An abscess is a collection of pus that occurs anywhere on your dog’s body. Causes include parasites, bites, and bacteria. It’s actually protecting the body by localizing an infection. White blood cells move into the area and collect in the tissue.

You’ll usually see a swelling under the skin; if an abscess has formed on top of the skin or the skin has broken away, you would likely see a red, raised bump. And remember, an abscess is squishy and warm.

Abscesses can be painful, so your dog will let you know — but if you have a dog who is pain-tolerant, such as my Hudson, that may not be a good clue.

Close up of a dog abscess.

Does a dog abscess need to be treated by a professional?

Talk to your vet to determine whether the abscess can be drained and treated at home or needs to be done at the office. Your dog will need professional treatment if you are not able to be very diligent about keeping things sterile and sanitary, or if it is very large and you cannot drain the abscess on your own. In this case, your vet will make an incision. Surgery may be necessary.

How to treat an abscess on your dog at home

I had my vet’s blessing to home-treat Hudson, even though his abscess was so huge. Remember that even if you just call your vet or send him pictures, you’ll still need your vet to prescribe a course of antibiotics, which must be finished. (And note that you should always check with your vet first rather than launching into any kind of home medical treatment.)

What you'll need to treat an abscess on a dog at home.

Home treatment is likely okay if you are obsessive about making everything sanitary and sterile. Make sure you remember to flush the abscess and apply a wound cream several times a day. Also note that you are not likely to get sick treating the abscess because of the way it looks, feels, and smells. Really! We’re talkin’ Essence de Dog Pus here! Often, skin and fur will fall off at first, too, so be sure you can handle that.

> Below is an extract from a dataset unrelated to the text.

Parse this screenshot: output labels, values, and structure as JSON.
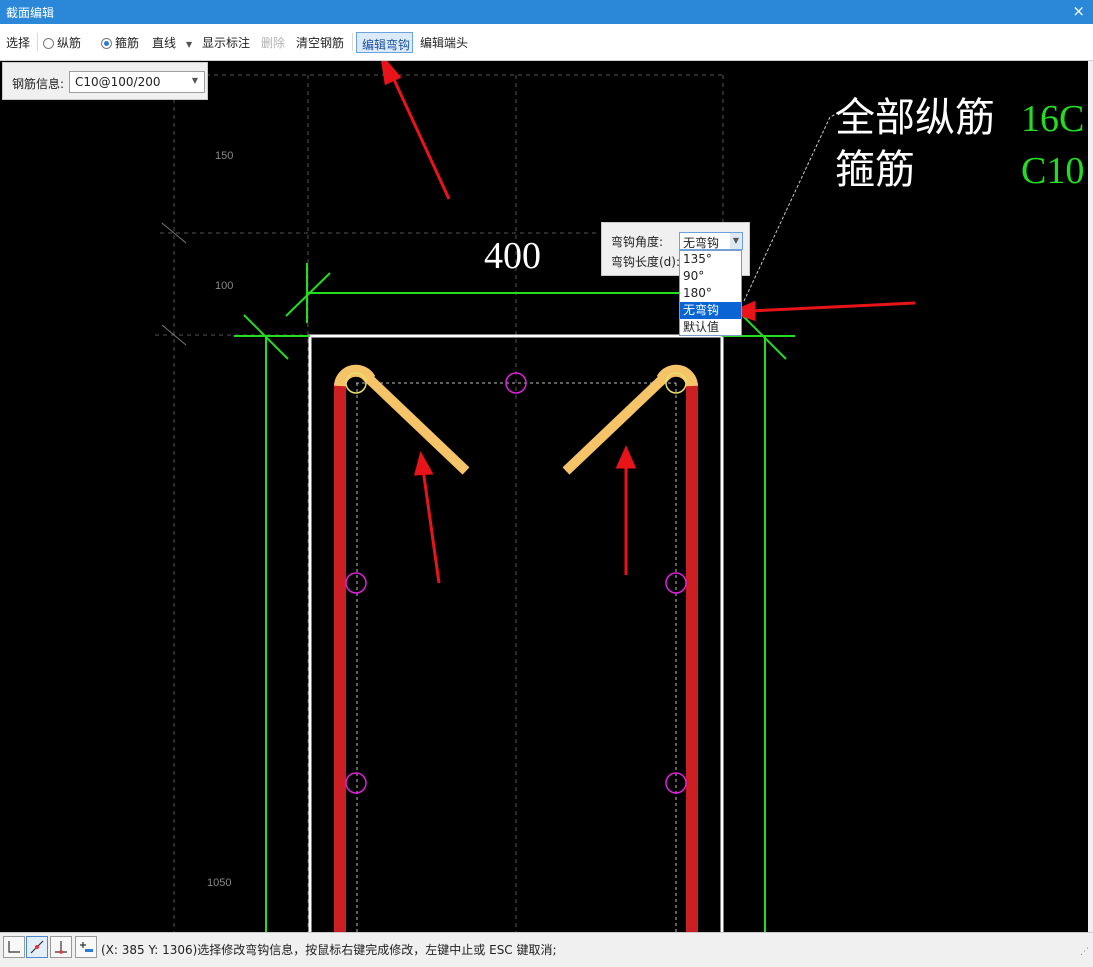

Your dog can be easily treated by you if, for example, he’ll let you flush the abscess with saline and stick your finger waaaaaay up into the pocket of the abscess to apply ointment.

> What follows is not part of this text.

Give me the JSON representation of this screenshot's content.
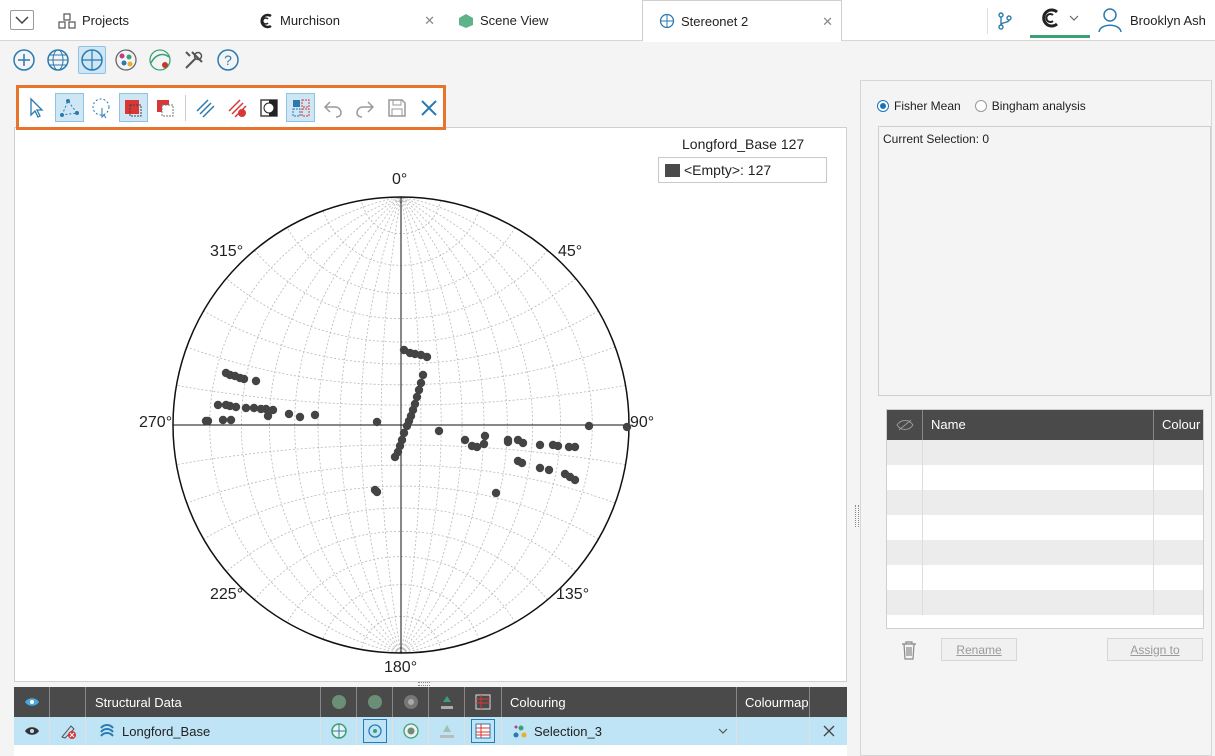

Before you begin, make sure you have the right tools:

  • Alcohol. To sterilize your hands whenever you are going to touch the abscess or anything or any area that comes in contact with the abscess’ excretions.
  • Sterile saline solution. To rinse all those pockets of the abscess.
  • Wound ointment. My vet gave me an all-natural foam; yours may have a different solution. It also must be sterile.

Now, follow these instructions:

  • Apply pressure and squeeze. If the abscess hasn’t ruptured on its own, apply a warm compress (a towel soaked in warm to hot water) and gently press down and squeeze the abscess. It will probably take quite a few applications to get it to drain depending on the size. Pus will flow like wine when it ruptures, so be sure to have another towel under the abscessed area.
  • Keep it centered. You may or may not see an accumulation of pus in the center of a pocket. If so, be sure to remove all of this.
  • Clean like a crazy person. An abscess should NOT be covered. It has to heal in the same way as a puncture wound, from the inside out. That means as pus continues to emit from the wound, you’ll have to clean up constantly at first.

Follow your vet’s instructions. My vet told me to rinse the abscess twice a day, apply the wound foam once to twice a day, and to make sure Hudson took all of the antibiotic.

Despite all the attention it needs, try not to obsess on the abscess. It takes a long time for an abscess to heal. It’s been a month since I started treating Hudson’s and it’s still got a way to go.

You will get to know this abscess intimately. And don’t let the extreme grossness and shocking nakedness of an abscess deter you from treating it at home. Think of it as another opportunity to bond with your dog.

Has your dog ever had an abscess? Did you treat it at home or at the vet? Let us know in the comments!

Read more on caring for your dog:

The post How to Treat a Dog Abscess at Home (My Dog’s Was HUGE!) appeared first on Dogster.